Wolfenstein is an absolutely gorgeous game. While admittedly a bit mundane within the confines of the city once you venture outside you’ll find throwbacks to the older Wolfenstein titles and a bit more rugged look to environments that I appreciated quite a bit, though it did bring to mind more than a few times the look of Call of Duty: World at War. Solid voiceovers have also been accounted for, though I am not quite sure why it would be so terrible to have the Nazis speak in German to each other – I’m sure players would understand.

Multiplayer has been included, likely to keep current-gen complainers at bay, and it presents a very solid online experience that is very fun to get online and blast away in, though I must say it has been outdone by many of its competitors. Considering the fact that multiplayer gamers are very set in their ways, there is little in the way of what Wolfenstein brings to the table via online capabilities that will persuade gamers to discontinue their Modern Warfare nights or even bouts of Halo to migrate over to an IP many of them may never have even heard of (unfortunately). There are few different modes to get into compared to its competition’s multiple modes of play, so while a completely solid and engaging online experience, there’s just no reason to keep at it since it’s almost guaranteed its online numbers will be dwindling in the near future.
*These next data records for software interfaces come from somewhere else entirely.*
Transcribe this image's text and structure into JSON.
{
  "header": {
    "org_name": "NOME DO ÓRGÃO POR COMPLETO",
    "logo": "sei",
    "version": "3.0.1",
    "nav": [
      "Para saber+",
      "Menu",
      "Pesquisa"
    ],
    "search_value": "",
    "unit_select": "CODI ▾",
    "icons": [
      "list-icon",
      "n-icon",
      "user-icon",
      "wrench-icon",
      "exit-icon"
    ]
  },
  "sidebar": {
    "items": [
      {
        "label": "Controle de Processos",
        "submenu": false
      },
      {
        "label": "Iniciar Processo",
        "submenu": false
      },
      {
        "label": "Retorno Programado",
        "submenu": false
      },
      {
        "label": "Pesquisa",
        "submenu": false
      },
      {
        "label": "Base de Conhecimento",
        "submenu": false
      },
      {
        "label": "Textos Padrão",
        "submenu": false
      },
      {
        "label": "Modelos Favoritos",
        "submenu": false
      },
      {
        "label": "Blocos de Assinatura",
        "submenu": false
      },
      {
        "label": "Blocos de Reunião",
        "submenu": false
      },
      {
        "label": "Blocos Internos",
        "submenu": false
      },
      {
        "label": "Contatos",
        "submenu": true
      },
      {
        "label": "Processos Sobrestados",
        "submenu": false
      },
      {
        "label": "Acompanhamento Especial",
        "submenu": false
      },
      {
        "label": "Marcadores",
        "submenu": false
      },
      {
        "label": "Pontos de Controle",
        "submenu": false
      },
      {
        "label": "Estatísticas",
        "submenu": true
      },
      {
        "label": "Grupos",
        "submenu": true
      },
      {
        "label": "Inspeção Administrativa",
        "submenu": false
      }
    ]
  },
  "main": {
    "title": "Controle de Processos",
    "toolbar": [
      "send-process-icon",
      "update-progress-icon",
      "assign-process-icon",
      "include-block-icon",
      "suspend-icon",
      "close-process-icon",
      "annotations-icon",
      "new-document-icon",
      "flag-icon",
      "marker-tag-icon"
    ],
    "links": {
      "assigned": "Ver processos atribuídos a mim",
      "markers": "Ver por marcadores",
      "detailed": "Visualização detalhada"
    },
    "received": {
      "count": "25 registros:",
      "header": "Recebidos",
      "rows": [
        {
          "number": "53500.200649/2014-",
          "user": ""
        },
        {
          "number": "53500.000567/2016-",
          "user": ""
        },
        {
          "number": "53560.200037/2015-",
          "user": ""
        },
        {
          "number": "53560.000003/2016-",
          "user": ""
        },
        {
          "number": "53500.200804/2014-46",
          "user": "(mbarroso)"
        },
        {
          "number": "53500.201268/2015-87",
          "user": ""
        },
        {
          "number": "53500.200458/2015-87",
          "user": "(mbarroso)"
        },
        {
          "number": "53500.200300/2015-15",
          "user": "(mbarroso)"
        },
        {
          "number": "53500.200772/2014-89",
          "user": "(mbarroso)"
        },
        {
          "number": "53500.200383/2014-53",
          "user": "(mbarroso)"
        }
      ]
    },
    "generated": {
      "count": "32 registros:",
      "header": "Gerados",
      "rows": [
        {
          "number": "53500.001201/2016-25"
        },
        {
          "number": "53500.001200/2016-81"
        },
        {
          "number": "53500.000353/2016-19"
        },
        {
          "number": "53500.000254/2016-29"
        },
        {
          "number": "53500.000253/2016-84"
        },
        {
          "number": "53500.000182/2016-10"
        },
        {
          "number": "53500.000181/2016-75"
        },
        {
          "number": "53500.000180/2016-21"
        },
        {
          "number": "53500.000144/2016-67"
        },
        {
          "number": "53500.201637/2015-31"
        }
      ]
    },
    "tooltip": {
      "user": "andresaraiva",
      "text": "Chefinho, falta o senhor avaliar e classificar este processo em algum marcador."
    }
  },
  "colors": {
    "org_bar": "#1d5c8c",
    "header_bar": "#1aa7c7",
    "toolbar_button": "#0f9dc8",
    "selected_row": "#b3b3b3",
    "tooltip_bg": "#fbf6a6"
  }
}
This is a classic example of tacked-on multiplayer to extend a game’s lifespan, though the sentiment was appreciated. You’ll get around six to eight hours of solid gameplay time out of the single-player campaign, which is about average these days, and every bit worth a playthrough if only to bear witness to Raven’s loving preservation of the franchise with entertaining twists and an intriguing storyline – can’t forget the massive amounts of Nazi casualties. Fans of the Wolfenstein franchise would do well to pick this up, though current-gen gamers who never experienced the classics will likely turn up their noses at the 12-player multiplayer cap and what will be “mundane” FPS action to them. Sometimes, you just have to live through the classics in order to appreciate the revivals, and I appreciate Wolfenstein – I can’t wait to see which direction it goes in next.

Comments are closed.